+++ Source information +++

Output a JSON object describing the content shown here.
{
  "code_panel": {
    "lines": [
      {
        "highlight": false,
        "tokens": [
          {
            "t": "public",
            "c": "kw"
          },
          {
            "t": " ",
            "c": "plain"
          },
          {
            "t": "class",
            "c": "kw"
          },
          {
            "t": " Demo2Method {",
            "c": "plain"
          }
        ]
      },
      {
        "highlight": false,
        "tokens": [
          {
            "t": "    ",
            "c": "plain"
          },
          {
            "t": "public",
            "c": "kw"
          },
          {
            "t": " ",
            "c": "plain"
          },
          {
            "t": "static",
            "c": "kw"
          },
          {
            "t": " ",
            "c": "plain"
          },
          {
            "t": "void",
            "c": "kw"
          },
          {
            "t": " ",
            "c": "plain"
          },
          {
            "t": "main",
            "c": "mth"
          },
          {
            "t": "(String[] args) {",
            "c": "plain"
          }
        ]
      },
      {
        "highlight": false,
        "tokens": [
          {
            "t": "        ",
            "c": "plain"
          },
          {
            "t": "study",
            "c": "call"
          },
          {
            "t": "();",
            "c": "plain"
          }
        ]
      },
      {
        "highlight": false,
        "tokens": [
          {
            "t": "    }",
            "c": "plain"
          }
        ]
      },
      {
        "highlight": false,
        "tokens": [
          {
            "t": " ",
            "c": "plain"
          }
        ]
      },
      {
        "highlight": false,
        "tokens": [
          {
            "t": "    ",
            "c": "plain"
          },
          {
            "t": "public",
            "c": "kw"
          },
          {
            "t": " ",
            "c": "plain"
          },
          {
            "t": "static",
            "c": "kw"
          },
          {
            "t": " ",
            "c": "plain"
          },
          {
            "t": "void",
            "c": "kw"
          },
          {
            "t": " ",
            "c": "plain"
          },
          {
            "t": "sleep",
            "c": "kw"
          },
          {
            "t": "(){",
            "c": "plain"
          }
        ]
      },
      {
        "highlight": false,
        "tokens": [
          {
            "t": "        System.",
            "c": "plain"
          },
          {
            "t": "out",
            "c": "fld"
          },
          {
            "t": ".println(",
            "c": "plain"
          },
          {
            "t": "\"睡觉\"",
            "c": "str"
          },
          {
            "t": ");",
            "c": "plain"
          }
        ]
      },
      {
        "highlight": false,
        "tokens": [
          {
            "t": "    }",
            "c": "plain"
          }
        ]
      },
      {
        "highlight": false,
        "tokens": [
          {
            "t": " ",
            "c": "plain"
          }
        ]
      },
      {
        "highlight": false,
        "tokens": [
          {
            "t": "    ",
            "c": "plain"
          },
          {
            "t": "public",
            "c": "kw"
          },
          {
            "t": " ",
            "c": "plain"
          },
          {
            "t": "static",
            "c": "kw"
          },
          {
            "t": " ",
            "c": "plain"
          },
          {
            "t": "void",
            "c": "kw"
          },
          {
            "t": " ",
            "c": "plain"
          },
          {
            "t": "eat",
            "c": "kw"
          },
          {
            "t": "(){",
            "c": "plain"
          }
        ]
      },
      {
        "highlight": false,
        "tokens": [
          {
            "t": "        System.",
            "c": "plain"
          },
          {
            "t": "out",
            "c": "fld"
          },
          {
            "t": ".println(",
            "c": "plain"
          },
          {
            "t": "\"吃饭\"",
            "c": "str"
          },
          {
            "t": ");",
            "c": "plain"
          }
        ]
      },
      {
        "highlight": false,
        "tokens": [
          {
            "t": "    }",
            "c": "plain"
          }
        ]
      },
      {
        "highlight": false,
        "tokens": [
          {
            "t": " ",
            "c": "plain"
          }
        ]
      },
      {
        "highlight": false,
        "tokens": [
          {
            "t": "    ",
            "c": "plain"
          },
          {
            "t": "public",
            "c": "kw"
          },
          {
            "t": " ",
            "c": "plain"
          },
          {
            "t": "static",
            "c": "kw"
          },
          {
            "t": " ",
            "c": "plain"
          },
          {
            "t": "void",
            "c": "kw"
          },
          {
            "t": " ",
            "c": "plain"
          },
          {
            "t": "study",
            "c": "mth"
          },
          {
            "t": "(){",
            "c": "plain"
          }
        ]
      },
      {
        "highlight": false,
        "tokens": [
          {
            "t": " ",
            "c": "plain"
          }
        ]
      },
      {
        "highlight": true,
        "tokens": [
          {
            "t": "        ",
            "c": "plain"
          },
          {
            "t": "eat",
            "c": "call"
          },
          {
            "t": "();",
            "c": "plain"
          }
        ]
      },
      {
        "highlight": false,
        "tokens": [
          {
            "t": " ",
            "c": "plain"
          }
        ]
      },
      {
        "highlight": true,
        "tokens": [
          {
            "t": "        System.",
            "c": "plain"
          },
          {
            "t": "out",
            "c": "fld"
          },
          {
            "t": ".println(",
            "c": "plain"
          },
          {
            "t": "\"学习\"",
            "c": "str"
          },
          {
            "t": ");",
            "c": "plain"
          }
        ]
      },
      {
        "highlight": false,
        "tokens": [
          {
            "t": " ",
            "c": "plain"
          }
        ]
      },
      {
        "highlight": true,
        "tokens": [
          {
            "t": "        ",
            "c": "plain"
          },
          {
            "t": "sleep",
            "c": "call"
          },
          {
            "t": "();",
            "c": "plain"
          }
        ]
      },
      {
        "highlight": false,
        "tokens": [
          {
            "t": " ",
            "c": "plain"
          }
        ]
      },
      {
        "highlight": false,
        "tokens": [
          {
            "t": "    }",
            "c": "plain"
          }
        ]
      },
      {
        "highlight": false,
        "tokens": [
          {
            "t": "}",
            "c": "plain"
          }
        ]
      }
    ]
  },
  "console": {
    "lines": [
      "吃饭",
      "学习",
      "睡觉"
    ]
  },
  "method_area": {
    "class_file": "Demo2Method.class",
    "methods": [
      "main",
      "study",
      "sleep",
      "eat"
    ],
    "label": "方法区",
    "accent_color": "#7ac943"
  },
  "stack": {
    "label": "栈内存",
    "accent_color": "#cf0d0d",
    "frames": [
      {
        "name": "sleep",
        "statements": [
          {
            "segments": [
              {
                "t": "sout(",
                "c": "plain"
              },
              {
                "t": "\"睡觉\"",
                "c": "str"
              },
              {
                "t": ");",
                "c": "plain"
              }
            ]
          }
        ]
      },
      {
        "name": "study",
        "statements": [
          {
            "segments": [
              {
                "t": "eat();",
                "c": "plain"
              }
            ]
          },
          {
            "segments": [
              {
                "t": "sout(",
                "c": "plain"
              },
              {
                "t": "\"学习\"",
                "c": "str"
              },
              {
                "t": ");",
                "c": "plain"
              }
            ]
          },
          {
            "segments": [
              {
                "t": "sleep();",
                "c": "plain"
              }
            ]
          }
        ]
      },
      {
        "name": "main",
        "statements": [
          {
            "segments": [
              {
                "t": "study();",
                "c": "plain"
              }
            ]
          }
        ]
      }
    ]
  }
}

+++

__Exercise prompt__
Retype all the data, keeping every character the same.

__Answer space__
Output a JSON object describing the content shown here.
{
  "code_panel": {
    "lines": [
      {
        "highlight": false,
        "tokens": [
          {
            "t": "public",
            "c": "kw"
          },
          {
            "t": " ",
            "c": "plain"
          },
          {
            "t": "class",
            "c": "kw"
          },
          {
            "t": " Demo2Method {",
            "c": "plain"
          }
        ]
      },
      {
        "highlight": false,
        "tokens": [
          {
            "t": "    ",
            "c": "plain"
          },
          {
            "t": "public",
            "c": "kw"
          },
          {
            "t": " ",
            "c": "plain"
          },
          {
            "t": "static",
            "c": "kw"
          },
          {
            "t": " ",
            "c": "plain"
          },
          {
            "t": "void",
            "c": "kw"
          },
          {
            "t": " ",
            "c": "plain"
          },
          {
            "t": "main",
            "c": "mth"
          },
          {
            "t": "(String[] args) {",
            "c": "plain"
          }
        ]
      },
      {
        "highlight": false,
        "tokens": [
          {
            "t": "        ",
            "c": "plain"
          },
          {
            "t": "study",
            "c": "call"
          },
          {
            "t": "();",
            "c": "plain"
          }
        ]
      },
      {
        "highlight": false,
        "tokens": [
          {
            "t": "    }",
            "c": "plain"
          }
        ]
      },
      {
        "highlight": false,
        "tokens": [
          {
            "t": " ",
            "c": "plain"
          }
        ]
      },
      {
        "highlight": false,
        "tokens": [
          {
            "t": "    ",
            "c": "plain"
          },
          {
            "t": "public",
            "c": "kw"
          },
          {
            "t": " ",
            "c": "plain"
          },
          {
            "t": "static",
            "c": "kw"
          },
          {
            "t": " ",
            "c": "plain"
          },
          {
            "t": "void",
            "c": "kw"
          },
          {
            "t": " ",
            "c": "plain"
          },
          {
            "t": "sleep",
            "c": "kw"
          },
          {
            "t": "(){",
            "c": "plain"
          }
        ]
      },
      {
        "highlight": false,
        "tokens": [
          {
            "t": "        System.",
            "c": "plain"
          },
          {
            "t": "out",
            "c": "fld"
          },
          {
            "t": ".println(",
            "c": "plain"
          },
          {
            "t": "\"睡觉\"",
            "c": "str"
          },
          {
            "t": ");",
            "c": "plain"
          }
        ]
      },
      {
        "highlight": false,
        "tokens": [
          {
            "t": "    }",
            "c": "plain"
          }
        ]
      },
      {
        "highlight": false,
        "tokens": [
          {
            "t": " ",
            "c": "plain"
          }
        ]
      },
      {
        "highlight": false,
        "tokens": [
          {
            "t": "    ",
            "c": "plain"
          },
          {
            "t": "public",
            "c": "kw"
          },
          {
            "t": " ",
            "c": "plain"
          },
          {
            "t": "static",
            "c": "kw"
          },
          {
            "t": " ",
            "c": "plain"
          },
          {
            "t": "void",
            "c": "kw"
          },
          {
            "t": " ",
            "c": "plain"
          },
          {
            "t": "eat",
            "c": "kw"
          },
          {
            "t": "(){",
            "c": "plain"
          }
        ]
      },
      {
        "highlight": false,
        "tokens": [
          {
            "t": "        System.",
            "c": "plain"
          },
          {
            "t": "out",
            "c": "fld"
          },
          {
            "t": ".println(",
            "c": "plain"
          },
          {
            "t": "\"吃饭\"",
            "c": "str"
          },
          {
            "t": ");",
            "c": "plain"
          }
        ]
      },
      {
        "highlight": false,
        "tokens": [
          {
            "t": "    }",
            "c": "plain"
          }
        ]
      },
      {
        "highlight": false,
        "tokens": [
          {
            "t": " ",
            "c": "plain"
          }
        ]
      },
      {
        "highlight": false,
        "tokens": [
          {
            "t": "    ",
            "c": "plain"
          },
          {
            "t": "public",
            "c": "kw"
          },
          {
            "t": " ",
            "c": "plain"
          },
          {
            "t": "static",
            "c": "kw"
          },
          {
            "t": " ",
            "c": "plain"
          },
          {
            "t": "void",
            "c": "kw"
          },
          {
            "t": " ",
            "c": "plain"
          },
          {
            "t": "study",
            "c": "mth"
          },
          {
            "t": "(){",
            "c": "plain"
          }
        ]
      },
      {
        "highlight": false,
        "tokens": [
          {
            "t": " ",
            "c": "plain"
          }
        ]
      },
      {
        "highlight": true,
        "tokens": [
          {
            "t": "        ",
            "c": "plain"
          },
          {
            "t": "eat",
            "c": "call"
          },
          {
            "t": "();",
            "c": "plain"
          }
        ]
      },
      {
        "highlight": false,
        "tokens": [
          {
            "t": " ",
            "c": "plain"
          }
        ]
      },
      {
        "highlight": true,
        "tokens": [
          {
            "t": "        System.",
            "c": "plain"
          },
          {
            "t": "out",
            "c": "fld"
          },
          {
            "t": ".println(",
            "c": "plain"
          },
          {
            "t": "\"学习\"",
            "c": "str"
          },
          {
            "t": ");",
            "c": "plain"
          }
        ]
      },
      {
        "highlight": false,
        "tokens": [
          {
            "t": " ",
            "c": "plain"
          }
        ]
      },
      {
        "highlight": true,
        "tokens": [
          {
            "t": "        ",
            "c": "plain"
          },
          {
            "t": "sleep",
            "c": "call"
          },
          {
            "t": "();",
            "c": "plain"
          }
        ]
      },
      {
        "highlight": false,
        "tokens": [
          {
            "t": " ",
            "c": "plain"
          }
        ]
      },
      {
        "highlight": false,
        "tokens": [
          {
            "t": "    }",
            "c": "plain"
          }
        ]
      },
      {
        "highlight": false,
        "tokens": [
          {
            "t": "}",
            "c": "plain"
          }
        ]
      }
    ]
  },
  "console": {
    "lines": [
      "吃饭",
      "学习",
      "睡觉"
    ]
  },
  "method_area": {
    "class_file": "Demo2Method.class",
    "methods": [
      "main",
      "study",
      "sleep",
      "eat"
    ],
    "label": "方法区",
    "accent_color": "#7ac943"
  },
  "stack": {
    "label": "栈内存",
    "accent_color": "#cf0d0d",
    "frames": [
      {
        "name": "sleep",
        "statements": [
          {
            "segments": [
              {
                "t": "sout(",
                "c": "plain"
              },
              {
                "t": "\"睡觉\"",
                "c": "str"
              },
              {
                "t": ");",
                "c": "plain"
              }
            ]
          }
        ]
      },
      {
        "name": "study",
        "statements": [
          {
            "segments": [
              {
                "t": "eat();",
                "c": "plain"
              }
            ]
          },
          {
            "segments": [
              {
                "t": "sout(",
                "c": "plain"
              },
              {
                "t": "\"学习\"",
                "c": "str"
              },
              {
                "t": ");",
                "c": "plain"
              }
            ]
          },
          {
            "segments": [
              {
                "t": "sleep();",
                "c": "plain"
              }
            ]
          }
        ]
      },
      {
        "name": "main",
        "statements": [
          {
            "segments": [
              {
                "t": "study();",
                "c": "plain"
              }
            ]
          }
        ]
      }
    ]
  }
}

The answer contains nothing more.